━━━━━ EXTRACTED RECORDS

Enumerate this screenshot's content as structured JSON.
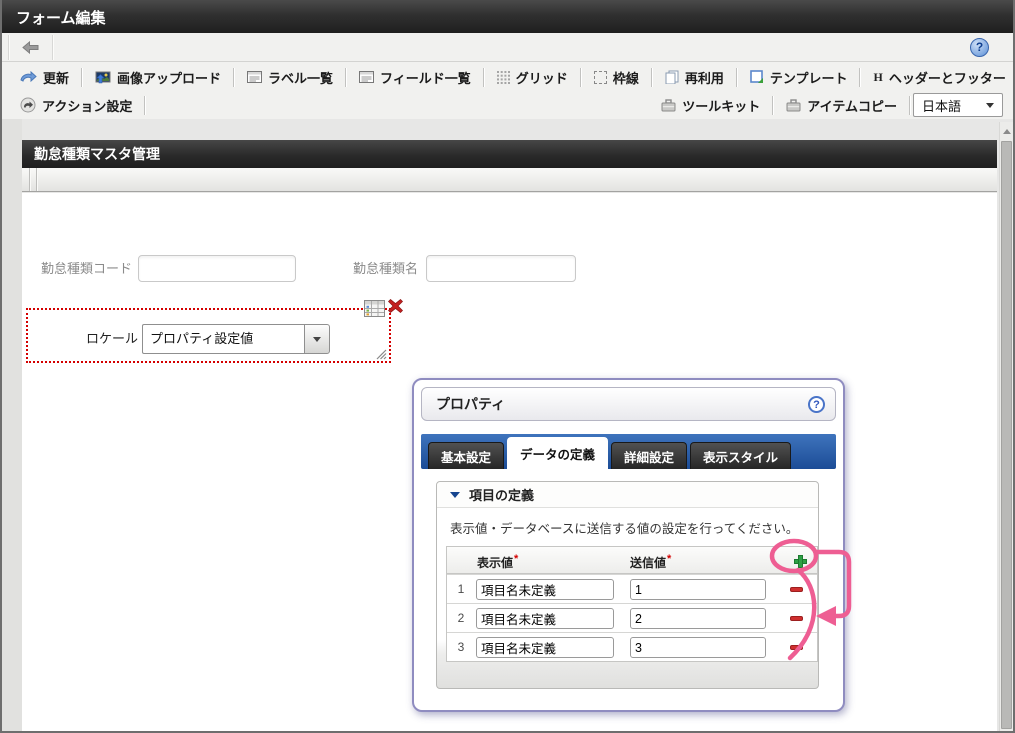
{
  "colors": {
    "tab_bar_blue": "#2a5fa8",
    "selection_red": "#d40000",
    "annotation_pink": "#ee5e93",
    "plus_green": "#2da044",
    "minus_red": "#cf2f2f",
    "title_bar_dark": "#2b2b2b"
  },
  "titlebar": {
    "title": "フォーム編集"
  },
  "toolbar": {
    "row1": [
      {
        "label": "更新"
      },
      {
        "label": "画像アップロード"
      },
      {
        "label": "ラベル一覧"
      },
      {
        "label": "フィールド一覧"
      },
      {
        "label": "グリッド"
      },
      {
        "label": "枠線"
      },
      {
        "label": "再利用"
      },
      {
        "label": "テンプレート"
      },
      {
        "label": "ヘッダーとフッター",
        "icon_letter": "H"
      }
    ],
    "action_settings": "アクション設定",
    "toolkit": "ツールキット",
    "item_copy": "アイテムコピー",
    "language": {
      "value": "日本語"
    },
    "help": "?"
  },
  "form": {
    "section_title": "勤怠種類マスタ管理",
    "code_field": {
      "label": "勤怠種類コード",
      "value": ""
    },
    "name_field": {
      "label": "勤怠種類名",
      "value": ""
    },
    "locale": {
      "label": "ロケール",
      "value": "プロパティ設定値"
    }
  },
  "dialog": {
    "title": "プロパティ",
    "help": "?",
    "tabs": [
      {
        "label": "基本設定"
      },
      {
        "label": "データの定義"
      },
      {
        "label": "詳細設定"
      },
      {
        "label": "表示スタイル"
      }
    ],
    "active_tab": "データの定義",
    "section_title": "項目の定義",
    "instruction": "表示値・データベースに送信する値の設定を行ってください。",
    "table": {
      "col_display": "表示値",
      "col_send": "送信値",
      "required_mark": "*",
      "rows": [
        {
          "index": "1",
          "display_value": "項目名未定義",
          "send_value": "1"
        },
        {
          "index": "2",
          "display_value": "項目名未定義",
          "send_value": "2"
        },
        {
          "index": "3",
          "display_value": "項目名未定義",
          "send_value": "3"
        }
      ]
    }
  }
}
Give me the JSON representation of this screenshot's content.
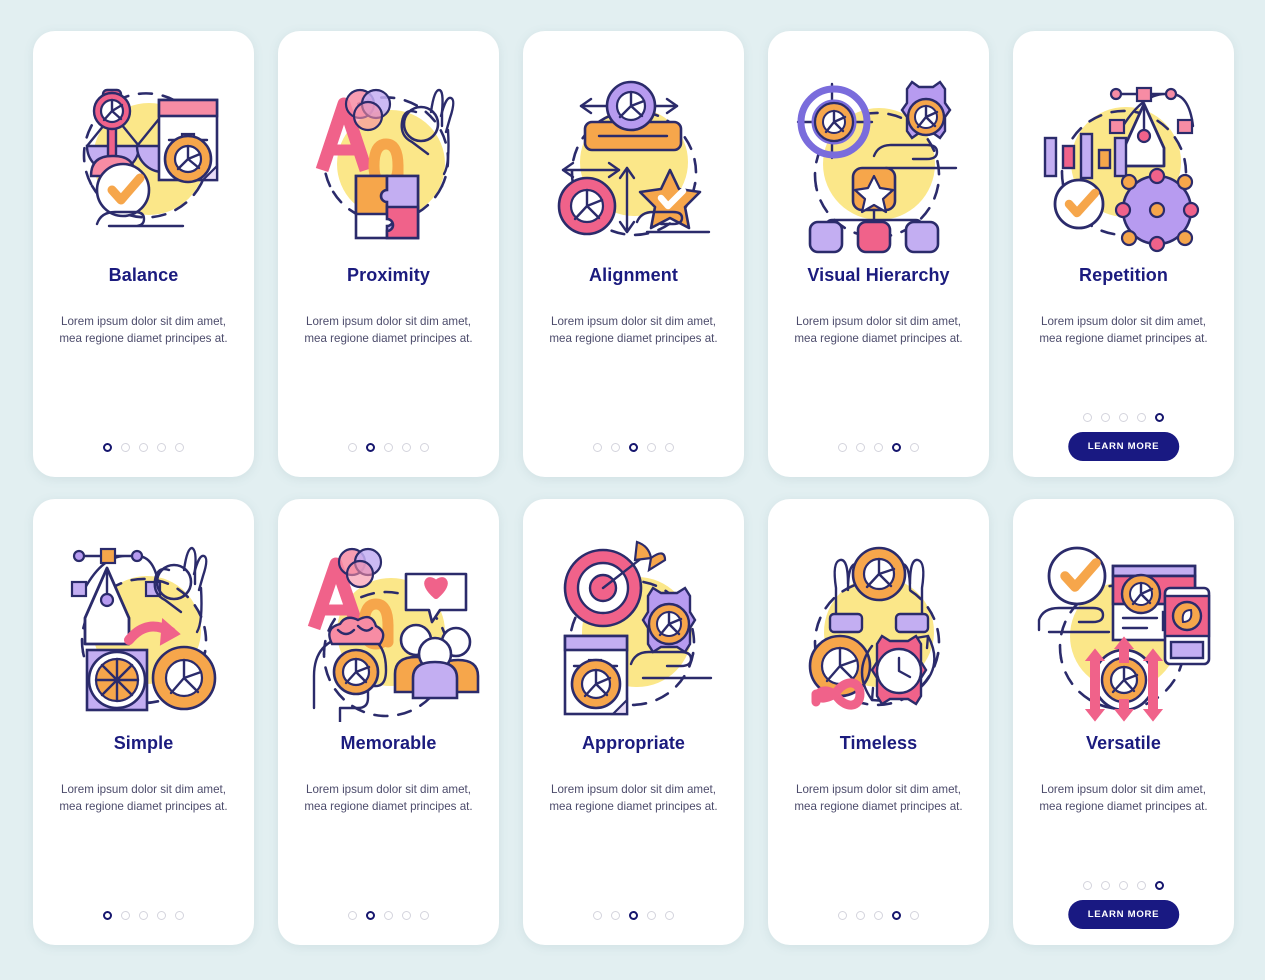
{
  "page": {
    "background_color": "#e2eff1",
    "card_background": "#ffffff",
    "title_color": "#1b1b7e",
    "body_color": "#4c4b6b",
    "accent_navy": "#191982",
    "palette": {
      "pink": "#f0628a",
      "pink_light": "#f78ca4",
      "purple": "#b79bf0",
      "orange": "#f6a64b",
      "orange_light": "#fbc06a",
      "yellow": "#fbe789",
      "outline": "#2b2b6b"
    }
  },
  "common": {
    "description": "Lorem ipsum dolor sit dim amet, mea regione diamet principes at.",
    "cta_label": "LEARN MORE",
    "dot_count": 5
  },
  "cards": [
    {
      "id": "balance",
      "title": "Balance",
      "illustration": "balance-illustration",
      "active_dot": 0,
      "has_cta": false
    },
    {
      "id": "proximity",
      "title": "Proximity",
      "illustration": "proximity-illustration",
      "active_dot": 1,
      "has_cta": false
    },
    {
      "id": "alignment",
      "title": "Alignment",
      "illustration": "alignment-illustration",
      "active_dot": 2,
      "has_cta": false
    },
    {
      "id": "visual-hierarchy",
      "title": "Visual Hierarchy",
      "illustration": "visual-hierarchy-illustration",
      "active_dot": 3,
      "has_cta": false
    },
    {
      "id": "repetition",
      "title": "Repetition",
      "illustration": "repetition-illustration",
      "active_dot": 4,
      "has_cta": true
    },
    {
      "id": "simple",
      "title": "Simple",
      "illustration": "simple-illustration",
      "active_dot": 0,
      "has_cta": false
    },
    {
      "id": "memorable",
      "title": "Memorable",
      "illustration": "memorable-illustration",
      "active_dot": 1,
      "has_cta": false
    },
    {
      "id": "appropriate",
      "title": "Appropriate",
      "illustration": "appropriate-illustration",
      "active_dot": 2,
      "has_cta": false
    },
    {
      "id": "timeless",
      "title": "Timeless",
      "illustration": "timeless-illustration",
      "active_dot": 3,
      "has_cta": false
    },
    {
      "id": "versatile",
      "title": "Versatile",
      "illustration": "versatile-illustration",
      "active_dot": 4,
      "has_cta": true
    }
  ]
}
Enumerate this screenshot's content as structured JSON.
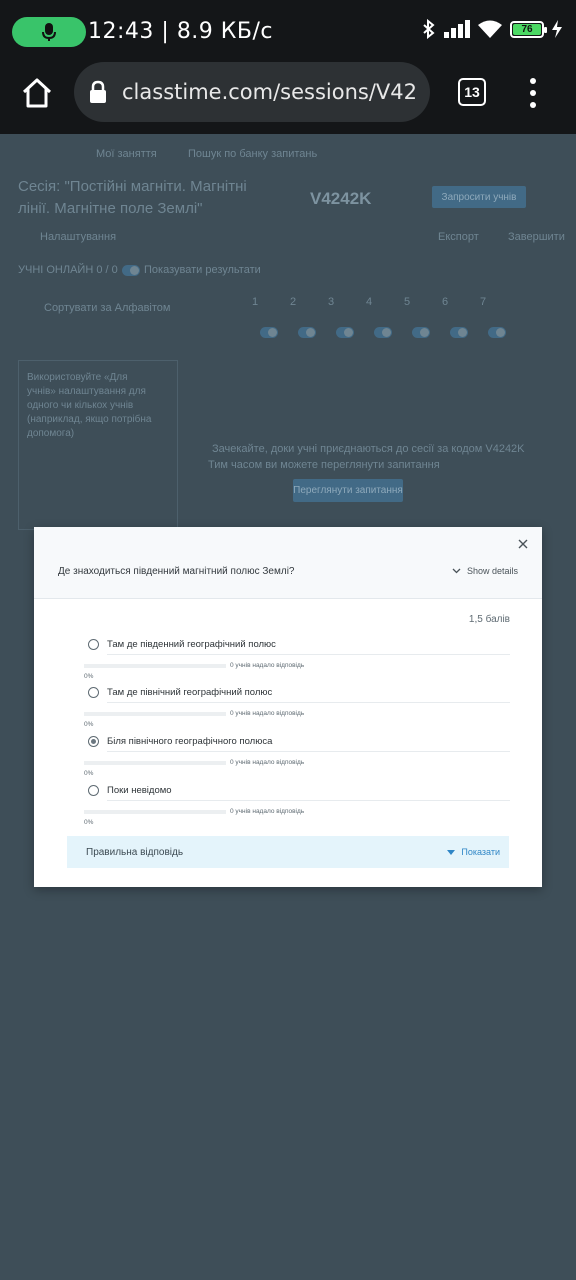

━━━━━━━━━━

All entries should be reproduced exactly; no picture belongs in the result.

> **WRITTEN RESPONSE**
Enumerate this screenshot's content as structured JSON.
{
  "colors": {
    "tab_bar_blue": "#2a5fa8",
    "selection_red": "#d40000",
    "annotation_pink": "#ee5e93",
    "plus_green": "#2da044",
    "minus_red": "#cf2f2f",
    "title_bar_dark": "#2b2b2b"
  },
  "titlebar": {
    "title": "フォーム編集"
  },
  "toolbar": {
    "row1": [
      {
        "label": "更新"
      },
      {
        "label": "画像アップロード"
      },
      {
        "label": "ラベル一覧"
      },
      {
        "label": "フィールド一覧"
      },
      {
        "label": "グリッド"
      },
      {
        "label": "枠線"
      },
      {
        "label": "再利用"
      },
      {
        "label": "テンプレート"
      },
      {
        "label": "ヘッダーとフッター",
        "icon_letter": "H"
      }
    ],
    "action_settings": "アクション設定",
    "toolkit": "ツールキット",
    "item_copy": "アイテムコピー",
    "language": {
      "value": "日本語"
    },
    "help": "?"
  },
  "form": {
    "section_title": "勤怠種類マスタ管理",
    "code_field": {
      "label": "勤怠種類コード",
      "value": ""
    },
    "name_field": {
      "label": "勤怠種類名",
      "value": ""
    },
    "locale": {
      "label": "ロケール",
      "value": "プロパティ設定値"
    }
  },
  "dialog": {
    "title": "プロパティ",
    "help": "?",
    "tabs": [
      {
        "label": "基本設定"
      },
      {
        "label": "データの定義"
      },
      {
        "label": "詳細設定"
      },
      {
        "label": "表示スタイル"
      }
    ],
    "active_tab": "データの定義",
    "section_title": "項目の定義",
    "instruction": "表示値・データベースに送信する値の設定を行ってください。",
    "table": {
      "col_display": "表示値",
      "col_send": "送信値",
      "required_mark": "*",
      "rows": [
        {
          "index": "1",
          "display_value": "項目名未定義",
          "send_value": "1"
        },
        {
          "index": "2",
          "display_value": "項目名未定義",
          "send_value": "2"
        },
        {
          "index": "3",
          "display_value": "項目名未定義",
          "send_value": "3"
        }
      ]
    }
  }
}
Give me the JSON representation of this screenshot's content.
{
  "page": {
    "background_color": "#e2eff1",
    "card_background": "#ffffff",
    "title_color": "#1b1b7e",
    "body_color": "#4c4b6b",
    "accent_navy": "#191982",
    "palette": {
      "pink": "#f0628a",
      "pink_light": "#f78ca4",
      "purple": "#b79bf0",
      "orange": "#f6a64b",
      "orange_light": "#fbc06a",
      "yellow": "#fbe789",
      "outline": "#2b2b6b"
    }
  },
  "common": {
    "description": "Lorem ipsum dolor sit dim amet, mea regione diamet principes at.",
    "cta_label": "LEARN MORE",
    "dot_count": 5
  },
  "cards": [
    {
      "id": "balance",
      "title": "Balance",
      "illustration": "balance-illustration",
      "active_dot": 0,
      "has_cta": false
    },
    {
      "id": "proximity",
      "title": "Proximity",
      "illustration": "proximity-illustration",
      "active_dot": 1,
      "has_cta": false
    },
    {
      "id": "alignment",
      "title": "Alignment",
      "illustration": "alignment-illustration",
      "active_dot": 2,
      "has_cta": false
    },
    {
      "id": "visual-hierarchy",
      "title": "Visual Hierarchy",
      "illustration": "visual-hierarchy-illustration",
      "active_dot": 3,
      "has_cta": false
    },
    {
      "id": "repetition",
      "title": "Repetition",
      "illustration": "repetition-illustration",
      "active_dot": 4,
      "has_cta": true
    },
    {
      "id": "simple",
      "title": "Simple",
      "illustration": "simple-illustration",
      "active_dot": 0,
      "has_cta": false
    },
    {
      "id": "memorable",
      "title": "Memorable",
      "illustration": "memorable-illustration",
      "active_dot": 1,
      "has_cta": false
    },
    {
      "id": "appropriate",
      "title": "Appropriate",
      "illustration": "appropriate-illustration",
      "active_dot": 2,
      "has_cta": false
    },
    {
      "id": "timeless",
      "title": "Timeless",
      "illustration": "timeless-illustration",
      "active_dot": 3,
      "has_cta": false
    },
    {
      "id": "versatile",
      "title": "Versatile",
      "illustration": "versatile-illustration",
      "active_dot": 4,
      "has_cta": true
    }
  ]
}
Enumerate this screenshot's content as structured JSON.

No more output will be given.